___ DATA FOR ANALYSIS
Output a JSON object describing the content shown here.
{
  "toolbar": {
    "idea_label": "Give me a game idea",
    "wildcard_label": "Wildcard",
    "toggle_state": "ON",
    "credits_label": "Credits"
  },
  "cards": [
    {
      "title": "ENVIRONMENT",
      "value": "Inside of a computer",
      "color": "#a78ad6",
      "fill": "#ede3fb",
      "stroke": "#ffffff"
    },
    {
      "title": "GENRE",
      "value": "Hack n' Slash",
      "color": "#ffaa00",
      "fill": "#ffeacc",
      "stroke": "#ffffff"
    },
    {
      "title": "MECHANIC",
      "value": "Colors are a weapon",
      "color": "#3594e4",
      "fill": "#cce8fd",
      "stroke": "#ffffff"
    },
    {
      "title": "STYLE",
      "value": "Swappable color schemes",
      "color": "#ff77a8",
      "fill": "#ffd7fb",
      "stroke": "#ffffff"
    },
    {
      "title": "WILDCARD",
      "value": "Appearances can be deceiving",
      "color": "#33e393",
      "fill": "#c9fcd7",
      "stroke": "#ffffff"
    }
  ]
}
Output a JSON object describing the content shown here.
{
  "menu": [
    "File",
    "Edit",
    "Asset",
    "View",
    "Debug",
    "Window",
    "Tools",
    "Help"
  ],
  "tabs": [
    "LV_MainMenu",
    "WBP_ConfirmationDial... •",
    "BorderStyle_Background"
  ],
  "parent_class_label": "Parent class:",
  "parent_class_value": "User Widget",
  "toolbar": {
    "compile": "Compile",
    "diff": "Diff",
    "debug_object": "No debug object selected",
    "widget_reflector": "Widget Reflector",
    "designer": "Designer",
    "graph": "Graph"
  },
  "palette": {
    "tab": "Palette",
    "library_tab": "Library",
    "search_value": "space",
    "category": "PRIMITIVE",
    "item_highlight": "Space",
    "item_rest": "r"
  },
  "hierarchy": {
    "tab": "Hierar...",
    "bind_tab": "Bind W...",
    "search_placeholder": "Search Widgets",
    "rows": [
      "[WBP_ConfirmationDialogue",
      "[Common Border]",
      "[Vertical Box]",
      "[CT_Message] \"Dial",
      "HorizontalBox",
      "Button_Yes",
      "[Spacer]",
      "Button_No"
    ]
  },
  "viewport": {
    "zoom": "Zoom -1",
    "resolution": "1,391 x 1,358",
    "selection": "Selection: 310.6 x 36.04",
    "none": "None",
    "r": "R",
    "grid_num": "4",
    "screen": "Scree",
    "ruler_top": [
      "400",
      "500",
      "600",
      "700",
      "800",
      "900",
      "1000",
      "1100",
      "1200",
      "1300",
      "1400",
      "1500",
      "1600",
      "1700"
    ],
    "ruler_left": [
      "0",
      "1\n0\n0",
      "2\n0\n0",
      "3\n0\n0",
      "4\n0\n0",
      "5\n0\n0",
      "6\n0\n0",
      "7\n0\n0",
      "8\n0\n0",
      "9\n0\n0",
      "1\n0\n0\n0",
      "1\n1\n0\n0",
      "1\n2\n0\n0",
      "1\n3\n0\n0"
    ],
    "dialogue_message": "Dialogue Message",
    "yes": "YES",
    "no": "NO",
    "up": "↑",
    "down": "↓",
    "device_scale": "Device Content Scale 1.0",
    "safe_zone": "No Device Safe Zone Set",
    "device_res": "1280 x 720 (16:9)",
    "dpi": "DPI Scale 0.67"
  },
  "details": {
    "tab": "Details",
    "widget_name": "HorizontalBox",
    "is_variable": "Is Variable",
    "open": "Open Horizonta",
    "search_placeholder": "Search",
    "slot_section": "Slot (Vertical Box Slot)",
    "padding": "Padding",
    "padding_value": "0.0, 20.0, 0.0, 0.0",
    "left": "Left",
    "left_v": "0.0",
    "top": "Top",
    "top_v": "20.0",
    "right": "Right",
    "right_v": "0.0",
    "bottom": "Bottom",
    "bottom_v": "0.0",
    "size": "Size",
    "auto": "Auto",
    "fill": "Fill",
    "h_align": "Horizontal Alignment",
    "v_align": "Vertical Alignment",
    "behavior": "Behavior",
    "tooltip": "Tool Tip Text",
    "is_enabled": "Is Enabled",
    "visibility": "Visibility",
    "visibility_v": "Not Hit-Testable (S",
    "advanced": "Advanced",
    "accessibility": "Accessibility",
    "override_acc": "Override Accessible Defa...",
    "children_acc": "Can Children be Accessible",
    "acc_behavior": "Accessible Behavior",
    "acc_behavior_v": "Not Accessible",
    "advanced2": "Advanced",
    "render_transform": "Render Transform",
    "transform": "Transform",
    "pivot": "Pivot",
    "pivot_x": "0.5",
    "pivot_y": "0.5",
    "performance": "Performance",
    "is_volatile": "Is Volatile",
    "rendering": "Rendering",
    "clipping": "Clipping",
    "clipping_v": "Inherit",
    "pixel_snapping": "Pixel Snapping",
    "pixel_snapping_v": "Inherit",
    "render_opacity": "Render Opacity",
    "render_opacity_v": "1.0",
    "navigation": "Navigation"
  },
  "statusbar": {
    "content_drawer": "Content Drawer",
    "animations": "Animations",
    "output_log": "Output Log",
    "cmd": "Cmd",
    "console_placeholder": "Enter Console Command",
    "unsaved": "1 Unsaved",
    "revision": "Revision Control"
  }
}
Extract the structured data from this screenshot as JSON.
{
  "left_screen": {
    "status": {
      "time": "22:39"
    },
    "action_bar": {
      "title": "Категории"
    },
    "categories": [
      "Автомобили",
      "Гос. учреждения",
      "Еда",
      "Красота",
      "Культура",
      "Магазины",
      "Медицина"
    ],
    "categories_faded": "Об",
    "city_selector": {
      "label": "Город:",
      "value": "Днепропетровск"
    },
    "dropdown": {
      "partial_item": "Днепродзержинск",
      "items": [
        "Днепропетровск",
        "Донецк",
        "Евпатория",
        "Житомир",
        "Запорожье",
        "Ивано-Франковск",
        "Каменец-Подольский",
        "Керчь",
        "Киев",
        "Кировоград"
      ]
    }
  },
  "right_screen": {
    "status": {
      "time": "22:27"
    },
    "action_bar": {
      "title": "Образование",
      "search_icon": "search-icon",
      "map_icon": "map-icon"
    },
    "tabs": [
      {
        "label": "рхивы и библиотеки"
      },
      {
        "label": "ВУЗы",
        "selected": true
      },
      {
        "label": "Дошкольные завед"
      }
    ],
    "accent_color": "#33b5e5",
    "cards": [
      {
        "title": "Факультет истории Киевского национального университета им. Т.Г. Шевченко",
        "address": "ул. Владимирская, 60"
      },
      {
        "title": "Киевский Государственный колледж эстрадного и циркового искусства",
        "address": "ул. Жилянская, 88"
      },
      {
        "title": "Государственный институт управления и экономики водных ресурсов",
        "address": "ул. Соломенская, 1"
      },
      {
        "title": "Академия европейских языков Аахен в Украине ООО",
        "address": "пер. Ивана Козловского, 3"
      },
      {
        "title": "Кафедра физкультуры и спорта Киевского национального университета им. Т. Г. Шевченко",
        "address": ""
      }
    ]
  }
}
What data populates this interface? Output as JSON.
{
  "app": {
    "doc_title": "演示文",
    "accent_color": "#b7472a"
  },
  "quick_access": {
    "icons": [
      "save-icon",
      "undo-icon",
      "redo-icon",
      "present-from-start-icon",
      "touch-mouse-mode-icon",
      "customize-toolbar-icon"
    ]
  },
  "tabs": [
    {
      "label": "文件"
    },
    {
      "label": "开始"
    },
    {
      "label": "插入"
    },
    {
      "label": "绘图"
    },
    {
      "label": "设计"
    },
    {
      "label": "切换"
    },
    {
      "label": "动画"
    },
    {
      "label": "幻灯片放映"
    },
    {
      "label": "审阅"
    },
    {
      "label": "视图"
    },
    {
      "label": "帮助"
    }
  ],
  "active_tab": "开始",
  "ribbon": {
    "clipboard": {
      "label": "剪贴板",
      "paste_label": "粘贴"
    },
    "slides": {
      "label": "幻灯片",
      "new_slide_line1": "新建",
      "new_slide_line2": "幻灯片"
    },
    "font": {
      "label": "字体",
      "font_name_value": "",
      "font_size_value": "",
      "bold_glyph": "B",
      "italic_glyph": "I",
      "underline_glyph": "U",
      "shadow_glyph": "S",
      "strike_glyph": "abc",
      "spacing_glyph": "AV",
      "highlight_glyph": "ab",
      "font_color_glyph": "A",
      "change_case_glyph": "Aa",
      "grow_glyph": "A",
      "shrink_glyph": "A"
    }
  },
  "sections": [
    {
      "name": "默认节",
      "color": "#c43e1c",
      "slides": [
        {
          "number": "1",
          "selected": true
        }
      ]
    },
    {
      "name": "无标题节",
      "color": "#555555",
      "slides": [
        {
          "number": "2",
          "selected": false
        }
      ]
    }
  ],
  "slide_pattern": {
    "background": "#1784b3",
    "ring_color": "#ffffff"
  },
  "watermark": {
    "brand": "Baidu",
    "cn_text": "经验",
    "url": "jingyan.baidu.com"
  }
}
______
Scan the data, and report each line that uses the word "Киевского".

        "title": "Факультет истории Киевского национального университета им. Т.Г. Шевченко",
        "title": "Кафедра физкультуры и спорта Киевского национального университета им. Т. Г. Шевченко",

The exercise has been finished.